# Task item:
Every record below should be repeated exactly. Omit the pictures.

§ §

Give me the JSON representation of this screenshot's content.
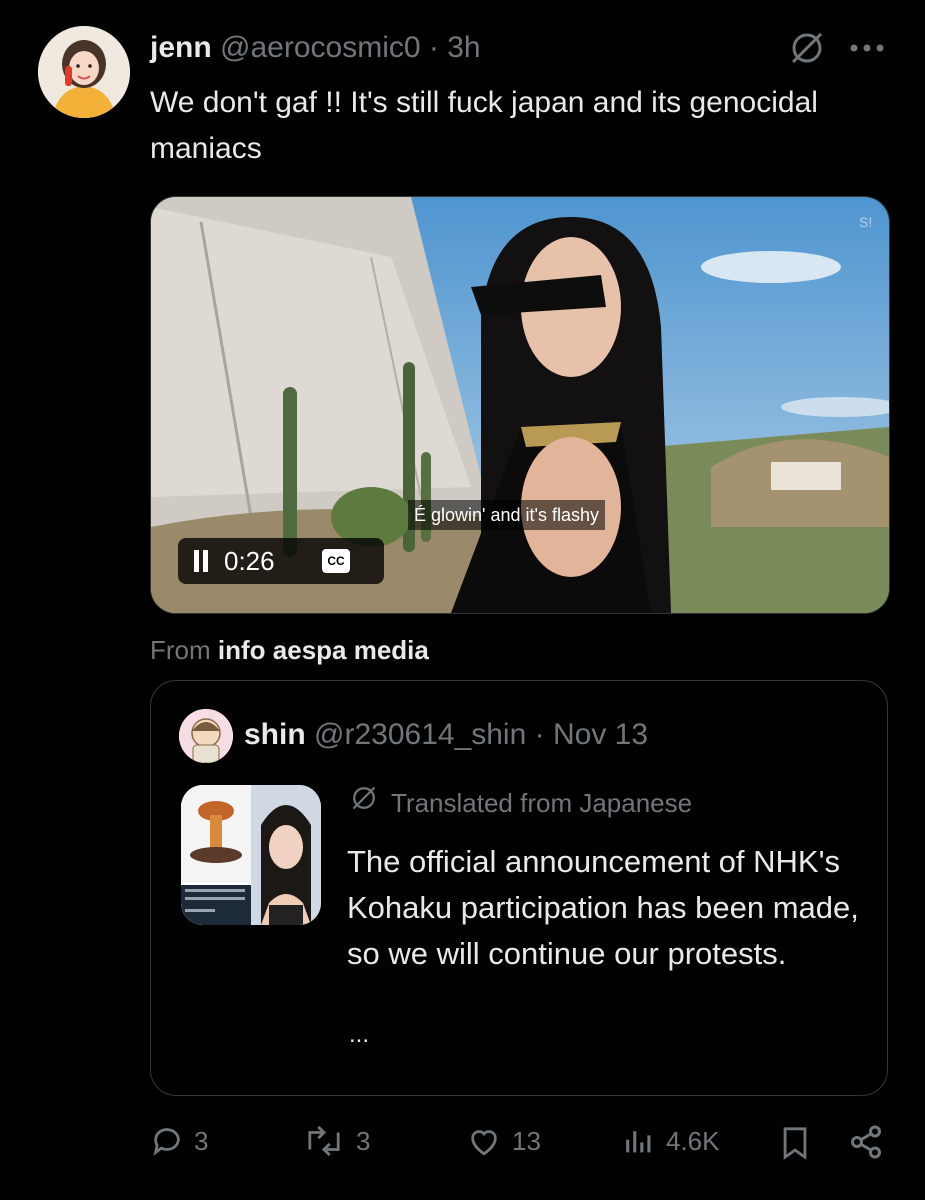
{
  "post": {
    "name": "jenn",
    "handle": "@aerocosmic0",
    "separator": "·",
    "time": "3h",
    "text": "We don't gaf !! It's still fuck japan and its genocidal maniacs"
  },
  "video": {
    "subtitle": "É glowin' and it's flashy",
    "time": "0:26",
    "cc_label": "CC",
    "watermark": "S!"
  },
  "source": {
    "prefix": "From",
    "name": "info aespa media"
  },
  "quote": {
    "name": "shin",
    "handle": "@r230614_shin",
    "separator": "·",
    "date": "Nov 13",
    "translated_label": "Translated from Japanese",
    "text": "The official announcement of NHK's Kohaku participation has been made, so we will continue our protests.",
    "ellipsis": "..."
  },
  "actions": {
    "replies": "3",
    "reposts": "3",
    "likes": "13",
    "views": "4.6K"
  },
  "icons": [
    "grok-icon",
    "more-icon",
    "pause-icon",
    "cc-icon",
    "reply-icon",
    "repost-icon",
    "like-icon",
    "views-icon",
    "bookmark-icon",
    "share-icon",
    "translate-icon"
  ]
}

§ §

# Exercise solution:
Give me the JSON representation of this screenshot's content.
{
  "post": {
    "name": "jenn",
    "handle": "@aerocosmic0",
    "separator": "·",
    "time": "3h",
    "text": "We don't gaf !! It's still fuck japan and its genocidal maniacs"
  },
  "video": {
    "subtitle": "É glowin' and it's flashy",
    "time": "0:26",
    "cc_label": "CC",
    "watermark": "S!"
  },
  "source": {
    "prefix": "From",
    "name": "info aespa media"
  },
  "quote": {
    "name": "shin",
    "handle": "@r230614_shin",
    "separator": "·",
    "date": "Nov 13",
    "translated_label": "Translated from Japanese",
    "text": "The official announcement of NHK's Kohaku participation has been made, so we will continue our protests.",
    "ellipsis": "..."
  },
  "actions": {
    "replies": "3",
    "reposts": "3",
    "likes": "13",
    "views": "4.6K"
  },
  "icons": [
    "grok-icon",
    "more-icon",
    "pause-icon",
    "cc-icon",
    "reply-icon",
    "repost-icon",
    "like-icon",
    "views-icon",
    "bookmark-icon",
    "share-icon",
    "translate-icon"
  ]
}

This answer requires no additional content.